Re: [asa] scientific fact vs. ideology?

From: Austerberry, Charles <cfauster@creighton.edu>
Date: Wed Mar 11 2009 - 12:26:09 EDT

Two open-access (I think) references re. when personhood begins:

When Personhood Begins in the Embryo: Avoiding a Syllabus of Errors
<http://www3.interscience.wiley.com/journal/119818460/abstract> by Scott
F. Gilbert (author of a widely used developmental biology textbook).

Human embryo: a biological definition
<http://humrep.oxfordjournals.org/cgi/content/full/22/4/905> by a host
of authors in Australia.

My two cents worth:

Gilbert and others make some interesting points about the biology, but
then Gilbert argues that because in biblical times the most obvious
milestone was birth, today only after birth should humans gain full
status as persons. It's ironic that he would chide the Church for not
incorporating the latest scientific knowledge about early human
development, but then suggest that theological and ethical conclusions
regarding personhood be based on pre-scientific understandings.

Though I'm not Catholic, I think the Catholics' position is the most
internally consistent, as shown by their opposition to IVF as well as
hESC harvesting, abortion, etc. The problem with the Catholic position
is its speculative theology of "creationism" (in the older sense of the
word, having nothing to do with Genesis 1 or anti-evolution but rather
with the doctrine that a human soul is infused at the moment of
conception). Gilbert and others correctly point out that conception is
a process rather than a moment, that the majority of humans die before
or soon after uterine implantation, that in some cases two souls would
have to fuse into one while in other cases one soul would have to split
into two, etc.

I think embryo(s) or fetus(es) in an established pregnancy deserve more
protection than embryos that have not been (and often cannot and/or will
never be) implanted and gestated. Nonetheless, I respect the Catholic
position, even if I do not precisely agree in all its details.

Here in Nebraska the public medical school is again the focus of debate
over whether its researchers should use some of the many newer hESC
lines that Obama made available on Monday to labs using federal funds.

State law prohibits Nebraska researchers from destroying embryos to
harvest hESCs, and Congress would have to act anyway before federal
funds could be so used to establish new hESC lines, but hundreds of
lines have been established by others, and I hear they are a lot easier
to grow than the few early cell lines Bush allowed.
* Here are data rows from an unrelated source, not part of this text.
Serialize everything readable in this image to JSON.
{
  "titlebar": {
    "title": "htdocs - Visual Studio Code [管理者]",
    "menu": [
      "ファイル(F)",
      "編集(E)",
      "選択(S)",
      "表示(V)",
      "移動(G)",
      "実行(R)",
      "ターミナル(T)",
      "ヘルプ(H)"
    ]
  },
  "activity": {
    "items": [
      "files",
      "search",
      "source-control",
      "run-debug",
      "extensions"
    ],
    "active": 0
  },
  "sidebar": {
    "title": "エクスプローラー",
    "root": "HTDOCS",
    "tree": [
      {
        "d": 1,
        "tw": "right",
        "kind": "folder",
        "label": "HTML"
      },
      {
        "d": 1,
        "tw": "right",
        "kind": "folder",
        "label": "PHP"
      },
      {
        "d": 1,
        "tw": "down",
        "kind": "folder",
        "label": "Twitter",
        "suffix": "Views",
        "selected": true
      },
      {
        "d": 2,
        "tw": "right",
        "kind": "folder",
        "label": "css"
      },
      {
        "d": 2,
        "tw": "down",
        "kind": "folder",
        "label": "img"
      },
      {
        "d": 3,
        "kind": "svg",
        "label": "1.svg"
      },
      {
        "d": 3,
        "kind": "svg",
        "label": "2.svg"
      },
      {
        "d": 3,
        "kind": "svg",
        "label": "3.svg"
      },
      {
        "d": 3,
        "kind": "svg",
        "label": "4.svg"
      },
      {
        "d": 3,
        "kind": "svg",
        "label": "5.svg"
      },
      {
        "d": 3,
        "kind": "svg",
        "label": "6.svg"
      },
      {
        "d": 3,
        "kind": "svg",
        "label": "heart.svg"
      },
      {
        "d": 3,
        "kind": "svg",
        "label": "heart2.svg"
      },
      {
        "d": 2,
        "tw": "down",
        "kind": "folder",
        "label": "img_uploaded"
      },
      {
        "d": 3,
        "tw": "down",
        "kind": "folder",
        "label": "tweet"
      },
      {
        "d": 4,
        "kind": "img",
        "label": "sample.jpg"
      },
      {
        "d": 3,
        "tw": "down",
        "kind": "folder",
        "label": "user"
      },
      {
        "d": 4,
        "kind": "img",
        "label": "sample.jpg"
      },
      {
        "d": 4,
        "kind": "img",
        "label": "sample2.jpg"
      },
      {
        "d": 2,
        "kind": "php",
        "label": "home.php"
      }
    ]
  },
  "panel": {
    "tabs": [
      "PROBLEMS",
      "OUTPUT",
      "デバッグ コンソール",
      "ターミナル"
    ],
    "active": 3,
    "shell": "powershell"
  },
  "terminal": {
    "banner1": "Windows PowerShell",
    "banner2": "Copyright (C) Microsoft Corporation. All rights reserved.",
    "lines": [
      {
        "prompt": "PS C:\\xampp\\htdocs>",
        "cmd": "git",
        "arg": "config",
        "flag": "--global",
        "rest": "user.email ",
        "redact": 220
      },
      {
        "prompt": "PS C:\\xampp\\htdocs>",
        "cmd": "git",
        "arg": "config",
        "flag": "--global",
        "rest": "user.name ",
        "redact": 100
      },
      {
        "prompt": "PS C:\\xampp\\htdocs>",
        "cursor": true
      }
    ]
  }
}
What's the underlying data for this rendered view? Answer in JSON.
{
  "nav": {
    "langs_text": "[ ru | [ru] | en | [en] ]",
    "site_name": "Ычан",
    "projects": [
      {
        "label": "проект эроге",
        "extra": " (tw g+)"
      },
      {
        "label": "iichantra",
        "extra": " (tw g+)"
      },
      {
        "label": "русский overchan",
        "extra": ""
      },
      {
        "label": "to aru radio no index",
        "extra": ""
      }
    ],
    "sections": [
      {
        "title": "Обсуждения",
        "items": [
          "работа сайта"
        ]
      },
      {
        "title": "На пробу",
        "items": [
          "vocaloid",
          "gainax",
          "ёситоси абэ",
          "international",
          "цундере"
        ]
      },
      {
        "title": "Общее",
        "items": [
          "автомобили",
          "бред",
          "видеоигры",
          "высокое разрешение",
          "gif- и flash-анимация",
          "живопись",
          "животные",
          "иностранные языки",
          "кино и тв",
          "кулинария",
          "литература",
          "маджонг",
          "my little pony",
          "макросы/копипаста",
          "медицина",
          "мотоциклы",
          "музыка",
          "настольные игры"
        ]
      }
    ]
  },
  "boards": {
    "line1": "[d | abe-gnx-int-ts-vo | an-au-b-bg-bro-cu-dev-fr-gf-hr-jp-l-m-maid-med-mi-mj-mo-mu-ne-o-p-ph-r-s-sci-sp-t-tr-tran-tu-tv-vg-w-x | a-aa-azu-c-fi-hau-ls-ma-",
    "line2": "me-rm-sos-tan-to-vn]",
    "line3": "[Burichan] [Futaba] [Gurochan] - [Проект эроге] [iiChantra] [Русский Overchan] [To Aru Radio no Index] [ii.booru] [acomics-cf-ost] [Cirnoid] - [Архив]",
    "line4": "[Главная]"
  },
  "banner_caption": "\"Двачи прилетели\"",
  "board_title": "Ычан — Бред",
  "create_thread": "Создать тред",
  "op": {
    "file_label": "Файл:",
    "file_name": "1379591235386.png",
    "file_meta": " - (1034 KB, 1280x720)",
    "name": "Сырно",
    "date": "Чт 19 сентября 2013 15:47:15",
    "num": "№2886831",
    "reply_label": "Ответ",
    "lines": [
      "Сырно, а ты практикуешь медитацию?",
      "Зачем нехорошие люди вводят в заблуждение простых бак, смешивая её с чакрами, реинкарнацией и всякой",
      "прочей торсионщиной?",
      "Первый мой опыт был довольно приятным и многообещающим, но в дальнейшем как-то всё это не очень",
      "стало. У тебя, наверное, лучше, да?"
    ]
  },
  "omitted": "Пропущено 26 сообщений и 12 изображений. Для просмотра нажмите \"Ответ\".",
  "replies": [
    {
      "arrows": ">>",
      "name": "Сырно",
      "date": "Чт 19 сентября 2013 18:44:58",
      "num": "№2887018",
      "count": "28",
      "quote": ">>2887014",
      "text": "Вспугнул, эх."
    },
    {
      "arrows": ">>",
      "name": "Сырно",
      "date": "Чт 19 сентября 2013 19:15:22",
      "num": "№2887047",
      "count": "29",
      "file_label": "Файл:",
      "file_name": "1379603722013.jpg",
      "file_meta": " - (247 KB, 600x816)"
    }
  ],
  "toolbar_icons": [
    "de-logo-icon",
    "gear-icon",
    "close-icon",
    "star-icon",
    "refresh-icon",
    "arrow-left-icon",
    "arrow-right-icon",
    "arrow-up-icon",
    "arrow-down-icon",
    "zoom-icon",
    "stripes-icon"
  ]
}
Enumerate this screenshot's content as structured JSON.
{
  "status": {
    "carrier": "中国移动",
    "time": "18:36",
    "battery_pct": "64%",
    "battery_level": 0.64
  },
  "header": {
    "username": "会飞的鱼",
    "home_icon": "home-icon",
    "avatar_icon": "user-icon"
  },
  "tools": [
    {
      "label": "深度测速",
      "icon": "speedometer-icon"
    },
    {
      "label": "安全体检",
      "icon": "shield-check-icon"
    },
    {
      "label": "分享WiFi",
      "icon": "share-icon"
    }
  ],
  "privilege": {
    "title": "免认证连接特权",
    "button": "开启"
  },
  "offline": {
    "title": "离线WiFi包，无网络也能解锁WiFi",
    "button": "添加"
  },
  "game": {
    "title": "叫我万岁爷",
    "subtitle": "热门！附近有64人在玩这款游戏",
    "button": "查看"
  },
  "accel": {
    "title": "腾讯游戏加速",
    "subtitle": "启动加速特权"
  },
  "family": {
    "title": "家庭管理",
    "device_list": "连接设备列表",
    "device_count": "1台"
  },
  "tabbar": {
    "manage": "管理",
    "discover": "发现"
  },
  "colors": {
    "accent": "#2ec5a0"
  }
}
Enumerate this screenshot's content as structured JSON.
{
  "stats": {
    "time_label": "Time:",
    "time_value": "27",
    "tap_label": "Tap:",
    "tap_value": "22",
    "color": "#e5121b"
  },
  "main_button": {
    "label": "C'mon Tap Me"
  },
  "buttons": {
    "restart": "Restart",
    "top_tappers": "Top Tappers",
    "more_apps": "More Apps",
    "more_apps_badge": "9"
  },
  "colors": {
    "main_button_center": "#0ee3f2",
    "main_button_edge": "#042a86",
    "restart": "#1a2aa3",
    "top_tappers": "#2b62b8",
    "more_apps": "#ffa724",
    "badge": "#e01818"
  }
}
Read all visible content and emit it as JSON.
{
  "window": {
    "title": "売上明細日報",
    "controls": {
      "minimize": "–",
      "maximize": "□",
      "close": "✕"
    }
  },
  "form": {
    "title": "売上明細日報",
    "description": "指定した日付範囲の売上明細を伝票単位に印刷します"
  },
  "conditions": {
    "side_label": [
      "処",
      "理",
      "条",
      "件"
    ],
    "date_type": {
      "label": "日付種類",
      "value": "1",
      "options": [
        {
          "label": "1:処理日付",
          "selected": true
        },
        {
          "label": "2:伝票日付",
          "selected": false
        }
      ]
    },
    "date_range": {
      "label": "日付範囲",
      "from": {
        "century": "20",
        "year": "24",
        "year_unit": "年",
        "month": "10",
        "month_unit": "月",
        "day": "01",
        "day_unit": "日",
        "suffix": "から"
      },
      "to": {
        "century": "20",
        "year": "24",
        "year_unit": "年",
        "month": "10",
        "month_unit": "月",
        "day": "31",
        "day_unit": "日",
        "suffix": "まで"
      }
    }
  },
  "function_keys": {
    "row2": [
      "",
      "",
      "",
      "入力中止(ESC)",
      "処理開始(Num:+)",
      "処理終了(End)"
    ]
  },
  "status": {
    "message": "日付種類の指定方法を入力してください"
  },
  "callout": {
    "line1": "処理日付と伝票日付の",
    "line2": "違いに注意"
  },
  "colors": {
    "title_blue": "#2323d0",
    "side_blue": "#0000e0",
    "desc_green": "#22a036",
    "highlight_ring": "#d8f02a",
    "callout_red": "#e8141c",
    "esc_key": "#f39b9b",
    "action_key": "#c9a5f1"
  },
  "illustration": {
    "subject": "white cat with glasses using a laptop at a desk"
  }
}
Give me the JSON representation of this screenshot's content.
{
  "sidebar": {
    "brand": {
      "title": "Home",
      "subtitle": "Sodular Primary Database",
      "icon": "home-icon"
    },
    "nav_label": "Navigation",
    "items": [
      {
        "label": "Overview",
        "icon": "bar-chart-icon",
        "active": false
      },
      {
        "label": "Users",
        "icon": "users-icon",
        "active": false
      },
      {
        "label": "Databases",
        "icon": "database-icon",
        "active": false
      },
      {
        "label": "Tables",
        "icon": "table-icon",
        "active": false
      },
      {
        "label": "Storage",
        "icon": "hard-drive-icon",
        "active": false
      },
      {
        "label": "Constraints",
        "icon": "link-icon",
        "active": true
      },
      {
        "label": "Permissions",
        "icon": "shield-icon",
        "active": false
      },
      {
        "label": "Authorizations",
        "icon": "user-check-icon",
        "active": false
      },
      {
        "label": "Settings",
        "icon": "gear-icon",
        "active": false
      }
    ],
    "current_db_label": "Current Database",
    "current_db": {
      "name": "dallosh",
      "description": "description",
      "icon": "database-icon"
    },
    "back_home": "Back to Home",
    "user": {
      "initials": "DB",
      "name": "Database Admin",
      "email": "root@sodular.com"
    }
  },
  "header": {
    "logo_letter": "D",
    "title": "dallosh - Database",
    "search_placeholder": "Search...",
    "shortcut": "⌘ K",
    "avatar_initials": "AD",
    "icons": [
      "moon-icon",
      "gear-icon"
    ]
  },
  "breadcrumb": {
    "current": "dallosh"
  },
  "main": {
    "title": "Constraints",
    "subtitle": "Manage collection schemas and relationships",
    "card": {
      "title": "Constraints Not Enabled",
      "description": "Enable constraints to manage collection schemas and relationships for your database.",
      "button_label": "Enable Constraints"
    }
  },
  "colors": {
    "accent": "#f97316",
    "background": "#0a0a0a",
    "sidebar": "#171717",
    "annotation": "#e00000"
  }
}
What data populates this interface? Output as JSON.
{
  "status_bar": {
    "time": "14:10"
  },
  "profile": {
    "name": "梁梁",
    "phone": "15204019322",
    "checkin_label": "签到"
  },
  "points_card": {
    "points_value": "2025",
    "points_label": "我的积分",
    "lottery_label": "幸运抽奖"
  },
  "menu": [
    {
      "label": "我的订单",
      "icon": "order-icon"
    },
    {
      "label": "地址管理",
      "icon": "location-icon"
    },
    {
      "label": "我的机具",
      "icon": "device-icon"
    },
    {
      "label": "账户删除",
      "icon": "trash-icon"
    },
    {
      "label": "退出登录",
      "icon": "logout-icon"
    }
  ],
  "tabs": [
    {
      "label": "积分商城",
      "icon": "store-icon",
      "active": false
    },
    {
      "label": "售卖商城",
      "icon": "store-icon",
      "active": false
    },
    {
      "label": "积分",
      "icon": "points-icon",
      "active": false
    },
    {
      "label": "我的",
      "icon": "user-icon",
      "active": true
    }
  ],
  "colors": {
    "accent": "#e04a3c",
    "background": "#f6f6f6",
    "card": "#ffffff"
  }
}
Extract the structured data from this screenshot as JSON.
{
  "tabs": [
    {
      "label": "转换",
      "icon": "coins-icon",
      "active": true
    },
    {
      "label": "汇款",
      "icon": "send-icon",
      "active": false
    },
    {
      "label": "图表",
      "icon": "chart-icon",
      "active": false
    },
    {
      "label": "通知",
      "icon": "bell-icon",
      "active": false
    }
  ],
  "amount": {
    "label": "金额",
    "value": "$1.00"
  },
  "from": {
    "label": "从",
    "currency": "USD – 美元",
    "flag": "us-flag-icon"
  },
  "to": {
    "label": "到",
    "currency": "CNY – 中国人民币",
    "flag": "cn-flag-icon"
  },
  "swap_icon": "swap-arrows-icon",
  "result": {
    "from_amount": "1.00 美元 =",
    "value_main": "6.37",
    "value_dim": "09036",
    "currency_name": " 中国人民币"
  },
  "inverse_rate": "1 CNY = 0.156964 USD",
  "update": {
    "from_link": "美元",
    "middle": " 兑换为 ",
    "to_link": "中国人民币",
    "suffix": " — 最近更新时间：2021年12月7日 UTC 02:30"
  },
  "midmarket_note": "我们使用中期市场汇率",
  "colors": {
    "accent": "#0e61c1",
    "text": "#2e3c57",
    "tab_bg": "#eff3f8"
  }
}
My employer (Creighton University) has not, does not, and will not use
hESCs obtained through a process that destroys human embryos.
Furthermore, Creighton argues that human induced pluripotent stem cells
(hiPSCs) make the use of hESCs unnecessary, especially now that the few
genes needed to convert adult cells to hiPSCs can be introduced without
the use of viral vectors. Creighton spokespersons note even if hiPSCs
fall short of hESCs' potential, for moral reasons Creighton still will
not use hESCs. I'm not yet convinced that hiPSCs are completely
equivalent to hESCs, but they appear close enough to substitute for most
every application.

Charles (Chuck) F. Austerberry, Ph.D.
Assistant Professor of Biology
Hixson-Lied Room 438
Creighton University
2500 California Plaza
Omaha, NE 68178
Phone: 402-280-2154
Fax: 402-280-5595
e-mail: cfauster@creighton.edu
http://groups.creighton.edu/premedsociety/

Nebraska Religious Coalition for Science Education
http://nrcse.creighton.edu

To unsubscribe, send a message to majordomo@calvin.edu with
"unsubscribe asa" (no quotes) as the body of the message.
Received on Wed Mar 11 12:27:13 2009

This archive was generated by hypermail 2.1.8 : Wed Mar 11 2009 - 12:27:13 EDT